Available records ->
........
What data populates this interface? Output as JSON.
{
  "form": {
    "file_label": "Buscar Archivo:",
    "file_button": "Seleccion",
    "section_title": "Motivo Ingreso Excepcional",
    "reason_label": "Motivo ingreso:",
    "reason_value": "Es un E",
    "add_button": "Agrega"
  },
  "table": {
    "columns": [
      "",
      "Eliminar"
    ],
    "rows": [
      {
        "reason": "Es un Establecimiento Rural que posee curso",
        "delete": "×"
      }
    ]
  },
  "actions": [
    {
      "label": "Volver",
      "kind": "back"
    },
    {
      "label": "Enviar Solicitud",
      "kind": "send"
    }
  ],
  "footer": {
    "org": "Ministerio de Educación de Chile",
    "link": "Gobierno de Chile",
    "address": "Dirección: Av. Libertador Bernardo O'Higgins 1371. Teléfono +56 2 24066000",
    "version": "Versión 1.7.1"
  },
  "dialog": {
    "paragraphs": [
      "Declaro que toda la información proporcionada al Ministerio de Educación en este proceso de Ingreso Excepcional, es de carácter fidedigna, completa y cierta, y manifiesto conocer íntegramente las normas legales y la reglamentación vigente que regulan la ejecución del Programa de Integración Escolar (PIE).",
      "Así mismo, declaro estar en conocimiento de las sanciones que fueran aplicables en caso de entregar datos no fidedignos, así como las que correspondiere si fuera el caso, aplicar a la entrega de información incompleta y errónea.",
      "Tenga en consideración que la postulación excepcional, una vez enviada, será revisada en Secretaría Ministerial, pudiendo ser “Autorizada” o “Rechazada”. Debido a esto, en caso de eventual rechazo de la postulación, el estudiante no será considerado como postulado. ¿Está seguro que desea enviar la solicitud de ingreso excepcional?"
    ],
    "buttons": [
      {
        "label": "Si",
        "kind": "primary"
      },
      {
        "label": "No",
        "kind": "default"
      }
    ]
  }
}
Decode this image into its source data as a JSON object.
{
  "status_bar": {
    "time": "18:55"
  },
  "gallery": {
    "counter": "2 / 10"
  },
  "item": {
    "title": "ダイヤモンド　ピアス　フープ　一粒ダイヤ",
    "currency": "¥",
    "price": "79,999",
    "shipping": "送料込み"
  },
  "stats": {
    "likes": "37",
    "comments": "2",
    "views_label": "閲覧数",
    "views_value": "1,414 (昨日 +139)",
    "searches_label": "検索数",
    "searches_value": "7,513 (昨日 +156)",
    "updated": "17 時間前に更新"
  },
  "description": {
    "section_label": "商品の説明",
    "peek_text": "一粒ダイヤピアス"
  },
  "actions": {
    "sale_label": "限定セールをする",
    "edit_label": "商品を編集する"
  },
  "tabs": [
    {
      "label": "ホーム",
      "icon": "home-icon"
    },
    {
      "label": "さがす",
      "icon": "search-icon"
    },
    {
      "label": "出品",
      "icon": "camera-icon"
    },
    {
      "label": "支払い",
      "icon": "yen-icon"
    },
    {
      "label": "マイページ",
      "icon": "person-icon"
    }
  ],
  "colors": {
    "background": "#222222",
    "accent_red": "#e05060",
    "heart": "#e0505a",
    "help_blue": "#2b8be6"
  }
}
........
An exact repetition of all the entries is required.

What data populates this interface? Output as JSON.
{
  "form": {
    "file_label": "Buscar Archivo:",
    "file_button": "Seleccion",
    "section_title": "Motivo Ingreso Excepcional",
    "reason_label": "Motivo ingreso:",
    "reason_value": "Es un E",
    "add_button": "Agrega"
  },
  "table": {
    "columns": [
      "",
      "Eliminar"
    ],
    "rows": [
      {
        "reason": "Es un Establecimiento Rural que posee curso",
        "delete": "×"
      }
    ]
  },
  "actions": [
    {
      "label": "Volver",
      "kind": "back"
    },
    {
      "label": "Enviar Solicitud",
      "kind": "send"
    }
  ],
  "footer": {
    "org": "Ministerio de Educación de Chile",
    "link": "Gobierno de Chile",
    "address": "Dirección: Av. Libertador Bernardo O'Higgins 1371. Teléfono +56 2 24066000",
    "version": "Versión 1.7.1"
  },
  "dialog": {
    "paragraphs": [
      "Declaro que toda la información proporcionada al Ministerio de Educación en este proceso de Ingreso Excepcional, es de carácter fidedigna, completa y cierta, y manifiesto conocer íntegramente las normas legales y la reglamentación vigente que regulan la ejecución del Programa de Integración Escolar (PIE).",
      "Así mismo, declaro estar en conocimiento de las sanciones que fueran aplicables en caso de entregar datos no fidedignos, así como las que correspondiere si fuera el caso, aplicar a la entrega de información incompleta y errónea.",
      "Tenga en consideración que la postulación excepcional, una vez enviada, será revisada en Secretaría Ministerial, pudiendo ser “Autorizada” o “Rechazada”. Debido a esto, en caso de eventual rechazo de la postulación, el estudiante no será considerado como postulado. ¿Está seguro que desea enviar la solicitud de ingreso excepcional?"
    ],
    "buttons": [
      {
        "label": "Si",
        "kind": "primary"
      },
      {
        "label": "No",
        "kind": "default"
      }
    ]
  }
}
Decode this image into its source data as a JSON object.
{
  "status_bar": {
    "time": "18:55"
  },
  "gallery": {
    "counter": "2 / 10"
  },
  "item": {
    "title": "ダイヤモンド　ピアス　フープ　一粒ダイヤ",
    "currency": "¥",
    "price": "79,999",
    "shipping": "送料込み"
  },
  "stats": {
    "likes": "37",
    "comments": "2",
    "views_label": "閲覧数",
    "views_value": "1,414 (昨日 +139)",
    "searches_label": "検索数",
    "searches_value": "7,513 (昨日 +156)",
    "updated": "17 時間前に更新"
  },
  "description": {
    "section_label": "商品の説明",
    "peek_text": "一粒ダイヤピアス"
  },
  "actions": {
    "sale_label": "限定セールをする",
    "edit_label": "商品を編集する"
  },
  "tabs": [
    {
      "label": "ホーム",
      "icon": "home-icon"
    },
    {
      "label": "さがす",
      "icon": "search-icon"
    },
    {
      "label": "出品",
      "icon": "camera-icon"
    },
    {
      "label": "支払い",
      "icon": "yen-icon"
    },
    {
      "label": "マイページ",
      "icon": "person-icon"
    }
  ],
  "colors": {
    "background": "#222222",
    "accent_red": "#e05060",
    "heart": "#e0505a",
    "help_blue": "#2b8be6"
  }
}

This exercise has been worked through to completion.